Trains at Berths 147-148
After the end of World War I, the Port experienced a significant increase in trade. Improvements to the transportation systems in the harbor area in part facilitated the growth of the import and export trade. By 1917, a vast railroad network existed around the Harbor and Los Angeles, allowing for the efficient movement of goods throughout the country.
The 1920s, marked by a boom in the petroleum, lumber, and citrus trades, was a period of dynamic growth for the Port. For the first time in history, Los Angeles surpassed San Francisco as the West Coast's busiest seaport, and ranked second only to New York in foreign export tonnage. In the peak year of 1928, the Port handled 26.5 million tons of cargo—a record that would stand for nearly 40 years.
Badger Aveune Bridge with trucks in foreground
The Great Depression caused cargo tonnage to slump severely, and the Port did not pass 20 million tons again until 1937. Still, recognizing the tremendous promise of global trade, Port officials maintained their focus on harbor development during the Depression.
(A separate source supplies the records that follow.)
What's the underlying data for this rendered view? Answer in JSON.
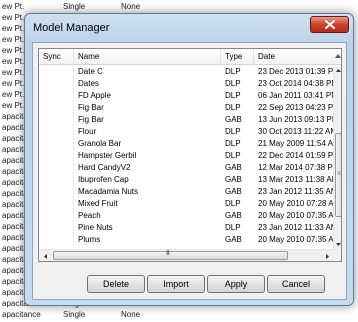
{
  "background": {
    "rows": [
      {
        "c0": "ew Pt.",
        "c1": "Single",
        "c2": "None"
      },
      {
        "c0": "ew Pt.",
        "c1": "",
        "c2": ""
      },
      {
        "c0": "ew Pt.",
        "c1": "",
        "c2": ""
      },
      {
        "c0": "ew Pt.",
        "c1": "",
        "c2": ""
      },
      {
        "c0": "ew Pt.",
        "c1": "",
        "c2": ""
      },
      {
        "c0": "ew Pt.",
        "c1": "",
        "c2": ""
      },
      {
        "c0": "ew Pt.",
        "c1": "",
        "c2": ""
      },
      {
        "c0": "ew Pt.",
        "c1": "",
        "c2": ""
      },
      {
        "c0": "ew Pt.",
        "c1": "",
        "c2": ""
      },
      {
        "c0": "ew Pt.",
        "c1": "",
        "c2": ""
      },
      {
        "c0": "apacita",
        "c1": "",
        "c2": ""
      },
      {
        "c0": "apacita",
        "c1": "",
        "c2": ""
      },
      {
        "c0": "apacita",
        "c1": "",
        "c2": ""
      },
      {
        "c0": "apacita",
        "c1": "",
        "c2": ""
      },
      {
        "c0": "apacita",
        "c1": "",
        "c2": ""
      },
      {
        "c0": "apacita",
        "c1": "",
        "c2": ""
      },
      {
        "c0": "apacita",
        "c1": "",
        "c2": ""
      },
      {
        "c0": "apacita",
        "c1": "",
        "c2": ""
      },
      {
        "c0": "apacita",
        "c1": "",
        "c2": ""
      },
      {
        "c0": "apacita",
        "c1": "",
        "c2": ""
      },
      {
        "c0": "apacita",
        "c1": "",
        "c2": ""
      },
      {
        "c0": "apacita",
        "c1": "",
        "c2": ""
      },
      {
        "c0": "apacita",
        "c1": "",
        "c2": ""
      },
      {
        "c0": "apacita",
        "c1": "",
        "c2": ""
      },
      {
        "c0": "apacita",
        "c1": "",
        "c2": ""
      },
      {
        "c0": "apacita",
        "c1": "",
        "c2": ""
      },
      {
        "c0": "apacita",
        "c1": "",
        "c2": ""
      },
      {
        "c0": "apacitance",
        "c1": "Single",
        "c2": "None"
      },
      {
        "c0": "apacitance",
        "c1": "Single",
        "c2": "None"
      }
    ]
  },
  "dialog": {
    "title": "Model Manager",
    "close_icon": "close-x-icon",
    "columns": {
      "sync": "Sync",
      "name": "Name",
      "type": "Type",
      "date": "Date"
    },
    "rows": [
      {
        "name": "Date C",
        "type": "DLP",
        "date": "23 Dec 2013 01:39 PM"
      },
      {
        "name": "Dates",
        "type": "DLP",
        "date": "23 Oct 2014 04:38 PM"
      },
      {
        "name": "FD Apple",
        "type": "DLP",
        "date": "06 Jan 2011 03:41 PM"
      },
      {
        "name": "Fig Bar",
        "type": "DLP",
        "date": "22 Sep 2013 04:23 PM"
      },
      {
        "name": "Fig Bar",
        "type": "GAB",
        "date": "13 Jun 2013 09:13 PM"
      },
      {
        "name": "Flour",
        "type": "DLP",
        "date": "30 Oct 2013 11:22 AM"
      },
      {
        "name": "Granola Bar",
        "type": "DLP",
        "date": "21 May 2009 11:54 AM"
      },
      {
        "name": "Hampster Gerbil",
        "type": "DLP",
        "date": "22 Dec 2014 01:59 PM"
      },
      {
        "name": "Hard CandyV2",
        "type": "GAB",
        "date": "12 Mar 2014 07:38 PM"
      },
      {
        "name": "Ibuprofen Cap",
        "type": "GAB",
        "date": "13 Mar 2013 11:38 AM"
      },
      {
        "name": "Macadamia Nuts",
        "type": "GAB",
        "date": "23 Jan 2012 11:35 AM"
      },
      {
        "name": "Mixed Fruit",
        "type": "DLP",
        "date": "20 May 2010 07:28 AM"
      },
      {
        "name": "Peach",
        "type": "GAB",
        "date": "20 May 2010 07:35 AM"
      },
      {
        "name": "Pine Nuts",
        "type": "DLP",
        "date": "23 Jan 2012 11:33 AM"
      },
      {
        "name": "Plums",
        "type": "GAB",
        "date": "20 May 2010 07:35 AM"
      }
    ],
    "hscroll_grip": "III",
    "vscroll_grip": "≡",
    "buttons": {
      "delete": "Delete",
      "import": "Import",
      "apply": "Apply",
      "cancel": "Cancel"
    }
  }
}
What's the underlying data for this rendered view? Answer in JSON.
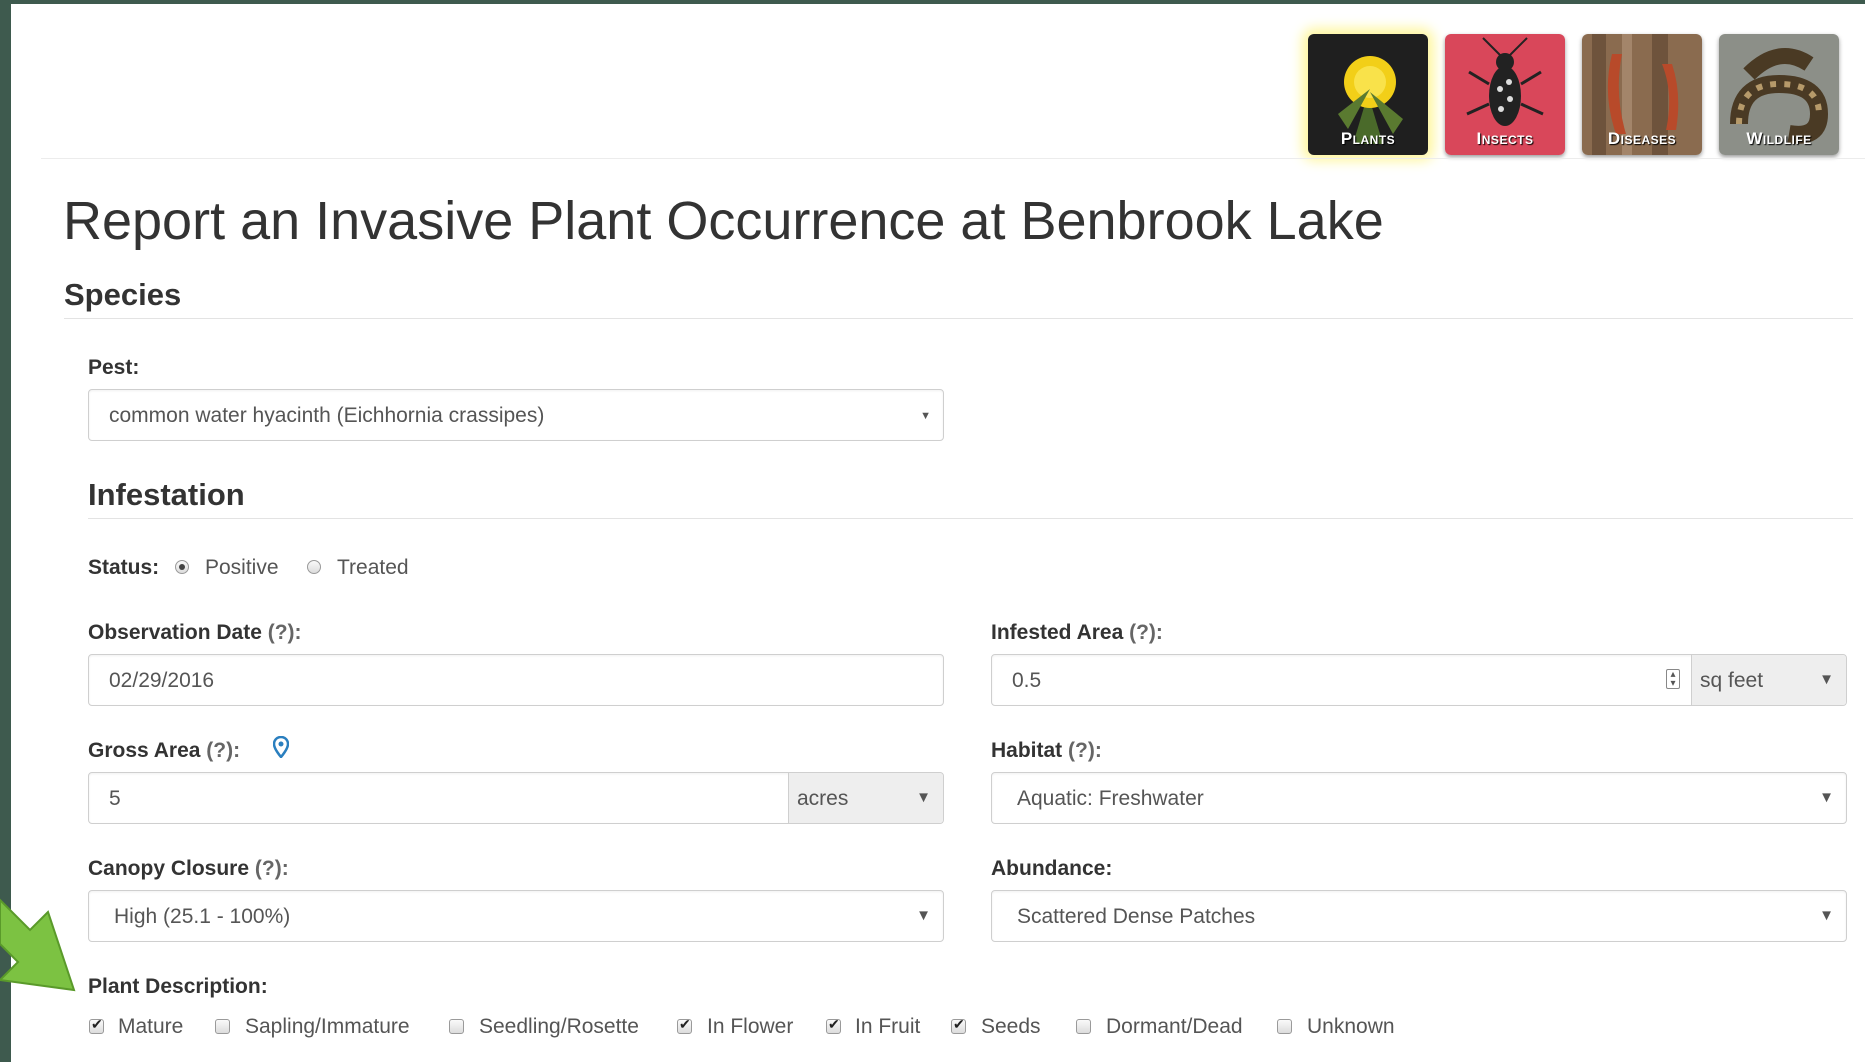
{
  "categories": [
    {
      "label": "Plants",
      "active": true
    },
    {
      "label": "Insects",
      "active": false
    },
    {
      "label": "Diseases",
      "active": false
    },
    {
      "label": "Wildlife",
      "active": false
    }
  ],
  "title": "Report an Invasive Plant Occurrence at Benbrook Lake",
  "species": {
    "heading": "Species",
    "pest_label": "Pest:",
    "pest_value": "common water hyacinth (Eichhornia crassipes)"
  },
  "infestation": {
    "heading": "Infestation",
    "status_label": "Status:",
    "status_options": [
      "Positive",
      "Treated"
    ],
    "status_selected": "Positive",
    "observation_date": {
      "label": "Observation Date",
      "help": "(?):",
      "value": "02/29/2016"
    },
    "infested_area": {
      "label": "Infested Area",
      "help": "(?):",
      "value": "0.5",
      "unit": "sq feet"
    },
    "gross_area": {
      "label": "Gross Area",
      "help": "(?):",
      "value": "5",
      "unit": "acres"
    },
    "habitat": {
      "label": "Habitat",
      "help": "(?):",
      "value": "Aquatic: Freshwater"
    },
    "canopy_closure": {
      "label": "Canopy Closure",
      "help": "(?):",
      "value": "High (25.1 - 100%)"
    },
    "abundance": {
      "label": "Abundance:",
      "value": "Scattered Dense Patches"
    },
    "plant_description": {
      "label": "Plant Description:",
      "options": [
        {
          "label": "Mature",
          "checked": true
        },
        {
          "label": "Sapling/Immature",
          "checked": false
        },
        {
          "label": "Seedling/Rosette",
          "checked": false
        },
        {
          "label": "In Flower",
          "checked": true
        },
        {
          "label": "In Fruit",
          "checked": true
        },
        {
          "label": "Seeds",
          "checked": true
        },
        {
          "label": "Dormant/Dead",
          "checked": false
        },
        {
          "label": "Unknown",
          "checked": false
        }
      ]
    }
  },
  "colors": {
    "pin": "#2a7fbf",
    "arrow": "#7cc242",
    "plants_bg": "#1f1f1f",
    "insects_bg": "#d9475a",
    "diseases_bg": "#8a6b4f",
    "wildlife_bg": "#8c8f88"
  }
}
The construction of the 18,500-foot-long extension of the middle breakwater was completed in 1937—in time for the Port to meet the demands of the nation's gravest emergency.
Ship with tugboat at Berth 173
The Port was involved in World War II on a massive scale. Every boat building and shipbuilding company in the harbor assisted in the construction, conversion, and repair of waterborne vessels for the war effort. Shipbuilding quickly became the Port's prime economic activity with California Shipbuilding Corporation, Bethlehem Shipbuilding Corporation, Consolidated Steel Corporation, Todd Shipyards, and other shipyards collectively employing more than 90,000 workers. These companies produced thousands of vessels, patrol boats, and landing craft for the war effort. (For more on shipbuilding at the Port, please go to the Berth 240 link.)